**EXTRACTED MATERIAL**
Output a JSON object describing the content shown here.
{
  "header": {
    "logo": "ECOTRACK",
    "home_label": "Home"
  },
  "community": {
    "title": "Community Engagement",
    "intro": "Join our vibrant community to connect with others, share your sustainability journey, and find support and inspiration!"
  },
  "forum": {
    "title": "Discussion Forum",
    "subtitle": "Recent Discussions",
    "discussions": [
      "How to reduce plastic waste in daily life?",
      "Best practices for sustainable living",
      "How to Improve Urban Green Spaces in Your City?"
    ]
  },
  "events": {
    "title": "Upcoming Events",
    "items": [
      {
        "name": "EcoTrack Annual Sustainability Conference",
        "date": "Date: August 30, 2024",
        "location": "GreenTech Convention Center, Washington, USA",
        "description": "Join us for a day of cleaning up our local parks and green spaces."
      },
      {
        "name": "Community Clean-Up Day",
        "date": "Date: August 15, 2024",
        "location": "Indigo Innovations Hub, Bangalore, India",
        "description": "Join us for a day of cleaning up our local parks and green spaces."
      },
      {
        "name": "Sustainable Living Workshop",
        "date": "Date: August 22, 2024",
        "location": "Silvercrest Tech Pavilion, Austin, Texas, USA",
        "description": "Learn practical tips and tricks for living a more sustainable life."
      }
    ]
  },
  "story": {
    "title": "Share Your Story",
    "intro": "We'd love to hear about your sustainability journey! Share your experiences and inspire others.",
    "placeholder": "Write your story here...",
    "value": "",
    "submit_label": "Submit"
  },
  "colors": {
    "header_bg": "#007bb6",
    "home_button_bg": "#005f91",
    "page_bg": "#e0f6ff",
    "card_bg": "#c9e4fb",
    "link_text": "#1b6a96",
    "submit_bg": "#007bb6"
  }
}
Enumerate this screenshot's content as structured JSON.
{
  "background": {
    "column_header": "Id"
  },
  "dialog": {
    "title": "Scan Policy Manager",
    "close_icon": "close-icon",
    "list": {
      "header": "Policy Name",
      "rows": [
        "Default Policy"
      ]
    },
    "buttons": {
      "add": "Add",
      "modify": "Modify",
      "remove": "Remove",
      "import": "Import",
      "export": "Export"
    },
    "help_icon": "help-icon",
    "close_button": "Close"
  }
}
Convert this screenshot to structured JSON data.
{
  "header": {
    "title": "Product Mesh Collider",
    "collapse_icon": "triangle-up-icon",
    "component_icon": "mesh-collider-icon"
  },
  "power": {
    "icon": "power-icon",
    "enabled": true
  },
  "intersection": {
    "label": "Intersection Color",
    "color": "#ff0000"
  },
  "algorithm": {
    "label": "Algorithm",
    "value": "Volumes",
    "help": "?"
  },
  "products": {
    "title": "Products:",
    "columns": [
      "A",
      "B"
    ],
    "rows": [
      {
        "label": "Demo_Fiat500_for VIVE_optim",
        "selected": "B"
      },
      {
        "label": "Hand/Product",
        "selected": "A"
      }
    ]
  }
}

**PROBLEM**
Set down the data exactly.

**WRITTEN REPLY**
Output a JSON object describing the content shown here.
{
  "header": {
    "logo": "ECOTRACK",
    "home_label": "Home"
  },
  "community": {
    "title": "Community Engagement",
    "intro": "Join our vibrant community to connect with others, share your sustainability journey, and find support and inspiration!"
  },
  "forum": {
    "title": "Discussion Forum",
    "subtitle": "Recent Discussions",
    "discussions": [
      "How to reduce plastic waste in daily life?",
      "Best practices for sustainable living",
      "How to Improve Urban Green Spaces in Your City?"
    ]
  },
  "events": {
    "title": "Upcoming Events",
    "items": [
      {
        "name": "EcoTrack Annual Sustainability Conference",
        "date": "Date: August 30, 2024",
        "location": "GreenTech Convention Center, Washington, USA",
        "description": "Join us for a day of cleaning up our local parks and green spaces."
      },
      {
        "name": "Community Clean-Up Day",
        "date": "Date: August 15, 2024",
        "location": "Indigo Innovations Hub, Bangalore, India",
        "description": "Join us for a day of cleaning up our local parks and green spaces."
      },
      {
        "name": "Sustainable Living Workshop",
        "date": "Date: August 22, 2024",
        "location": "Silvercrest Tech Pavilion, Austin, Texas, USA",
        "description": "Learn practical tips and tricks for living a more sustainable life."
      }
    ]
  },
  "story": {
    "title": "Share Your Story",
    "intro": "We'd love to hear about your sustainability journey! Share your experiences and inspire others.",
    "placeholder": "Write your story here...",
    "value": "",
    "submit_label": "Submit"
  },
  "colors": {
    "header_bg": "#007bb6",
    "home_button_bg": "#005f91",
    "page_bg": "#e0f6ff",
    "card_bg": "#c9e4fb",
    "link_text": "#1b6a96",
    "submit_bg": "#007bb6"
  }
}
Enumerate this screenshot's content as structured JSON.
{
  "background": {
    "column_header": "Id"
  },
  "dialog": {
    "title": "Scan Policy Manager",
    "close_icon": "close-icon",
    "list": {
      "header": "Policy Name",
      "rows": [
        "Default Policy"
      ]
    },
    "buttons": {
      "add": "Add",
      "modify": "Modify",
      "remove": "Remove",
      "import": "Import",
      "export": "Export"
    },
    "help_icon": "help-icon",
    "close_button": "Close"
  }
}
Convert this screenshot to structured JSON data.
{
  "header": {
    "title": "Product Mesh Collider",
    "collapse_icon": "triangle-up-icon",
    "component_icon": "mesh-collider-icon"
  },
  "power": {
    "icon": "power-icon",
    "enabled": true
  },
  "intersection": {
    "label": "Intersection Color",
    "color": "#ff0000"
  },
  "algorithm": {
    "label": "Algorithm",
    "value": "Volumes",
    "help": "?"
  },
  "products": {
    "title": "Products:",
    "columns": [
      "A",
      "B"
    ],
    "rows": [
      {
        "label": "Demo_Fiat500_for VIVE_optim",
        "selected": "B"
      },
      {
        "label": "Hand/Product",
        "selected": "A"
      }
    ]
  }
}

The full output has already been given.